▶ [Exercise instructions] Pictures aside, repeat every record below exactly.
+++
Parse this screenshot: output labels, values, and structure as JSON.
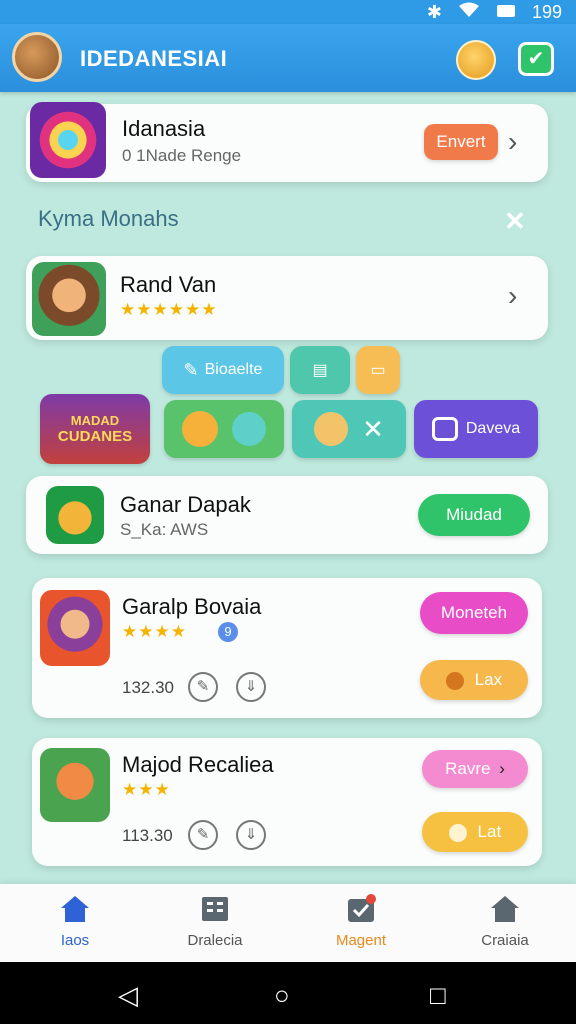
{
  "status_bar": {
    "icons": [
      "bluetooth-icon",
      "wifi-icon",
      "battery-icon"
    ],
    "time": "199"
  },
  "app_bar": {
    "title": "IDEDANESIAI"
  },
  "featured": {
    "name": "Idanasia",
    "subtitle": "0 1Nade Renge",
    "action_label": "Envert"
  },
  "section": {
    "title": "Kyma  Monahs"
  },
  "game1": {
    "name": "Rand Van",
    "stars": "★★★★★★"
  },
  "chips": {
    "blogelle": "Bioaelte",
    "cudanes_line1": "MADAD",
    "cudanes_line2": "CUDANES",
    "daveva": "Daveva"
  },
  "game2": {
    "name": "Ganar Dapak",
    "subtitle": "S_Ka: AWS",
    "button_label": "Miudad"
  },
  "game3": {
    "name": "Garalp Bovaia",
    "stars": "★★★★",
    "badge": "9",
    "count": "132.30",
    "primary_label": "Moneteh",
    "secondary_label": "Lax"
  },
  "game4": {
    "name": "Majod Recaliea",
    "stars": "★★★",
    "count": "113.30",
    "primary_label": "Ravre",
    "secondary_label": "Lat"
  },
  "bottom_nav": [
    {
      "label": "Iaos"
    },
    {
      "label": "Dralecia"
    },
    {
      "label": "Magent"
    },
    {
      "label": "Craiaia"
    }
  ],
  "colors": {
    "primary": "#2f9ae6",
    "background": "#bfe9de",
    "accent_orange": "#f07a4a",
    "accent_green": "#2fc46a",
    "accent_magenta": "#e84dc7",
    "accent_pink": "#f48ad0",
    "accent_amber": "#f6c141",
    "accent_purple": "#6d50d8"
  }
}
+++
▶ [Problem solution]
Parse this screenshot: output labels, values, and structure as JSON.
{
  "status_bar": {
    "icons": [
      "bluetooth-icon",
      "wifi-icon",
      "battery-icon"
    ],
    "time": "199"
  },
  "app_bar": {
    "title": "IDEDANESIAI"
  },
  "featured": {
    "name": "Idanasia",
    "subtitle": "0 1Nade Renge",
    "action_label": "Envert"
  },
  "section": {
    "title": "Kyma  Monahs"
  },
  "game1": {
    "name": "Rand Van",
    "stars": "★★★★★★"
  },
  "chips": {
    "blogelle": "Bioaelte",
    "cudanes_line1": "MADAD",
    "cudanes_line2": "CUDANES",
    "daveva": "Daveva"
  },
  "game2": {
    "name": "Ganar Dapak",
    "subtitle": "S_Ka: AWS",
    "button_label": "Miudad"
  },
  "game3": {
    "name": "Garalp Bovaia",
    "stars": "★★★★",
    "badge": "9",
    "count": "132.30",
    "primary_label": "Moneteh",
    "secondary_label": "Lax"
  },
  "game4": {
    "name": "Majod Recaliea",
    "stars": "★★★",
    "count": "113.30",
    "primary_label": "Ravre",
    "secondary_label": "Lat"
  },
  "bottom_nav": [
    {
      "label": "Iaos"
    },
    {
      "label": "Dralecia"
    },
    {
      "label": "Magent"
    },
    {
      "label": "Craiaia"
    }
  ],
  "colors": {
    "primary": "#2f9ae6",
    "background": "#bfe9de",
    "accent_orange": "#f07a4a",
    "accent_green": "#2fc46a",
    "accent_magenta": "#e84dc7",
    "accent_pink": "#f48ad0",
    "accent_amber": "#f6c141",
    "accent_purple": "#6d50d8"
  }
}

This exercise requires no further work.